-- Task --
Filter the material, keeping only lines with the word "views".

-- Entries supplied --
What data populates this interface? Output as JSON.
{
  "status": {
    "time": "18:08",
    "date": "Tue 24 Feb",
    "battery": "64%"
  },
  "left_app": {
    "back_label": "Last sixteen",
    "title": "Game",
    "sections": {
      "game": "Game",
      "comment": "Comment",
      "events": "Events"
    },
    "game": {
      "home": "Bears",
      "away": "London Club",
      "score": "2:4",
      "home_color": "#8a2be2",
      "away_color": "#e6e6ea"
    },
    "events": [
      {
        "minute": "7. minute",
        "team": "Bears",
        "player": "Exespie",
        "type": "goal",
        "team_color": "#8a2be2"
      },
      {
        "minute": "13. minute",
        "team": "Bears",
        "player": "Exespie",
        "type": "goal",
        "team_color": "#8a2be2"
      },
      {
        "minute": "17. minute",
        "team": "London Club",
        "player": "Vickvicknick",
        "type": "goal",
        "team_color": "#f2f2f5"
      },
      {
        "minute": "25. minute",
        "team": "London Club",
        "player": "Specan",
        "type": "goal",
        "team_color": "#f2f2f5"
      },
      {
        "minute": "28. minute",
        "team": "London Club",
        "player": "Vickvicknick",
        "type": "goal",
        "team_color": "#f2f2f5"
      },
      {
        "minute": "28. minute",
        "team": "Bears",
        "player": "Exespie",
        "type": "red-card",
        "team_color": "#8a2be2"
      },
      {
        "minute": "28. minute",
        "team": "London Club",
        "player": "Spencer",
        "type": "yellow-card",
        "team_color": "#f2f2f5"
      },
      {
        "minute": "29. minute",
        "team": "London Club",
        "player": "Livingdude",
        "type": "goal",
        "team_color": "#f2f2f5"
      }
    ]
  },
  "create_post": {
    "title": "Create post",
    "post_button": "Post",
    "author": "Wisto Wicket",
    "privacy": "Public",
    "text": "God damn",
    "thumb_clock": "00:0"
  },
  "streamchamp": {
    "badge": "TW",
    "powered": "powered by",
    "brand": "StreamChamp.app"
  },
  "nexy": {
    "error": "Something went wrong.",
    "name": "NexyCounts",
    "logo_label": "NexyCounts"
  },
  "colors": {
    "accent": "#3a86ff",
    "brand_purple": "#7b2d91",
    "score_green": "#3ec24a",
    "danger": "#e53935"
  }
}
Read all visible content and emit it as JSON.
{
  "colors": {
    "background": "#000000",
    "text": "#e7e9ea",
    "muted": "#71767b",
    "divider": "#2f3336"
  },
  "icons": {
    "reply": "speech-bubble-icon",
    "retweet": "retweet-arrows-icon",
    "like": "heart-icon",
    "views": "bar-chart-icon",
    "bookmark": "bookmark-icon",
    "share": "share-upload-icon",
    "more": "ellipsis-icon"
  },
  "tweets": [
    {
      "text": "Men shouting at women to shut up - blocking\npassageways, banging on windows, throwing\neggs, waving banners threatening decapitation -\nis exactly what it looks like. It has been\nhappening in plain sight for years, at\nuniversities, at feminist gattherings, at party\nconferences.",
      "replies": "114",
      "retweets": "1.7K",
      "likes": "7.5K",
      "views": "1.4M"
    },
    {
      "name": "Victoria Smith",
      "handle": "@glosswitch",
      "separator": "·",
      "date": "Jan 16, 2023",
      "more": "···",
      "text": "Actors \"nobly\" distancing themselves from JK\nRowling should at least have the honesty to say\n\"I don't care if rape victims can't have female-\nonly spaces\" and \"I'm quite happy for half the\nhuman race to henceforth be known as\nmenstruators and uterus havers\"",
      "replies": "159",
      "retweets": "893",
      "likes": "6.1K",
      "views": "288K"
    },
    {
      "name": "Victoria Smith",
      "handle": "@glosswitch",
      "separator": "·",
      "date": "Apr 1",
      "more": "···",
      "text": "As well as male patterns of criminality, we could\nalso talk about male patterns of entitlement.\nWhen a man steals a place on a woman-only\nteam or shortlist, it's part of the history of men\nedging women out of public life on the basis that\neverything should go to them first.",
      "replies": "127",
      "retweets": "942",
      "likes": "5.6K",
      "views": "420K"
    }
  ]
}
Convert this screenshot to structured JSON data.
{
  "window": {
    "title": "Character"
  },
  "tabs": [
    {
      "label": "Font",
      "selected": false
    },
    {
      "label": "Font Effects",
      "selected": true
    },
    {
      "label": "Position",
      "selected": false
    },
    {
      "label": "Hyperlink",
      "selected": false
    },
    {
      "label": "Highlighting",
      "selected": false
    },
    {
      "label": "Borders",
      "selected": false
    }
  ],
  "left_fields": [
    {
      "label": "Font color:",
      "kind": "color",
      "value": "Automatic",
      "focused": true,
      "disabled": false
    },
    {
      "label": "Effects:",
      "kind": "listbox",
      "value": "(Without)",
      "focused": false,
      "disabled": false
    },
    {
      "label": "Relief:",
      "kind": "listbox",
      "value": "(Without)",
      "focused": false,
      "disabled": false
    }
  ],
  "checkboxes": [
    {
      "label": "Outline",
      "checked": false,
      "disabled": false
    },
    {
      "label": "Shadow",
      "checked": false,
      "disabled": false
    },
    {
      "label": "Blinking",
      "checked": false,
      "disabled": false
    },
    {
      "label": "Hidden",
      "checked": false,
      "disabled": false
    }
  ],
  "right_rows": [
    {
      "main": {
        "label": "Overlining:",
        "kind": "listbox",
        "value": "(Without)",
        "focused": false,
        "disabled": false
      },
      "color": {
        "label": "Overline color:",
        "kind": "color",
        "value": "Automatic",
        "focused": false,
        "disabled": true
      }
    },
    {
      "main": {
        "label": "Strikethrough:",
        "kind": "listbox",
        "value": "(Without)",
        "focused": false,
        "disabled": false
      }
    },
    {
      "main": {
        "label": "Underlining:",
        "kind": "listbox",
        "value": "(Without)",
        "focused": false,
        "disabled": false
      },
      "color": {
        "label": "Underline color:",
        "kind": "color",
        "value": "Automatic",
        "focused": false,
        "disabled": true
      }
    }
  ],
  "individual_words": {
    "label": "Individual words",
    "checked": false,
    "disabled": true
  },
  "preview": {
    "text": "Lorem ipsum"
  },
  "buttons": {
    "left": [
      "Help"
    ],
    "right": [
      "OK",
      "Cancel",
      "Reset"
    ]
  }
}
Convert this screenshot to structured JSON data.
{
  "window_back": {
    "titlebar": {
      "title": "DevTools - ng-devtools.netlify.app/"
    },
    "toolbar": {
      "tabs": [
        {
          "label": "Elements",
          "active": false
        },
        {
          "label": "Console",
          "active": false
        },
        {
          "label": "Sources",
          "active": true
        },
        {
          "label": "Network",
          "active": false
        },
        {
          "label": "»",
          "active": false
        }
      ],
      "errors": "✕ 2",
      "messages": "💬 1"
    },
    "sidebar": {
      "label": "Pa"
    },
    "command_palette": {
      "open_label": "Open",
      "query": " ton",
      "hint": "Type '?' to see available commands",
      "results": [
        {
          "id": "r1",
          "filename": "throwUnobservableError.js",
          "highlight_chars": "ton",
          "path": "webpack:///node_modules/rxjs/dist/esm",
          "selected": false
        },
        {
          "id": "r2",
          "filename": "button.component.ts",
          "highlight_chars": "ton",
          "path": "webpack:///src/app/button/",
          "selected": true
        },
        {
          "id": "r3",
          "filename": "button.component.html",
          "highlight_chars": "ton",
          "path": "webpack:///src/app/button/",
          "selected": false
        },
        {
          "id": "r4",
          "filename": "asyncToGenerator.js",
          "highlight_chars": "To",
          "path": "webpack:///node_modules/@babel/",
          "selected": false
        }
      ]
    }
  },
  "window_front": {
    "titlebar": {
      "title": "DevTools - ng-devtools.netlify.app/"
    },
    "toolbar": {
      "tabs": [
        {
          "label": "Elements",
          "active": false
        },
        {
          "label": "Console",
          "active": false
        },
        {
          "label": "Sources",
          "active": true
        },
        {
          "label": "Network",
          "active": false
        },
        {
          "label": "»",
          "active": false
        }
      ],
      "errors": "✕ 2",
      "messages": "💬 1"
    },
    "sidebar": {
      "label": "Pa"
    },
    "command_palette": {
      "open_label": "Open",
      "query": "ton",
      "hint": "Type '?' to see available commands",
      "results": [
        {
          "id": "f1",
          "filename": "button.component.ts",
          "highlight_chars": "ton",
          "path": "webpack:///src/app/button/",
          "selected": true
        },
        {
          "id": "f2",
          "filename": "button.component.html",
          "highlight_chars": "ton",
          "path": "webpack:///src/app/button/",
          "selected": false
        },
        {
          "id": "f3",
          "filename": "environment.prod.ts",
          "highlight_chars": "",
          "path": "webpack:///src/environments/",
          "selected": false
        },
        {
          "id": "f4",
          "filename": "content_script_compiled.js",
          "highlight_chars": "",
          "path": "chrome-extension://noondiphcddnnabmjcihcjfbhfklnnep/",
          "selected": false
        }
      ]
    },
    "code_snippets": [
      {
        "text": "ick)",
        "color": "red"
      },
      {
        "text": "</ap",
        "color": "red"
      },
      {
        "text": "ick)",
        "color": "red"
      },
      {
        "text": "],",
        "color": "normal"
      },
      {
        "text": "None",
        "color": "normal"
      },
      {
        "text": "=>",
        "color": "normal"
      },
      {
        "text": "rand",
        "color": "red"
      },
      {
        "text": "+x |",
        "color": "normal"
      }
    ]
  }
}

-- Problem solution --
    "views": "bar-chart-icon",
      "views": "1.4M"
      "views": "288K"
      "views": "420K"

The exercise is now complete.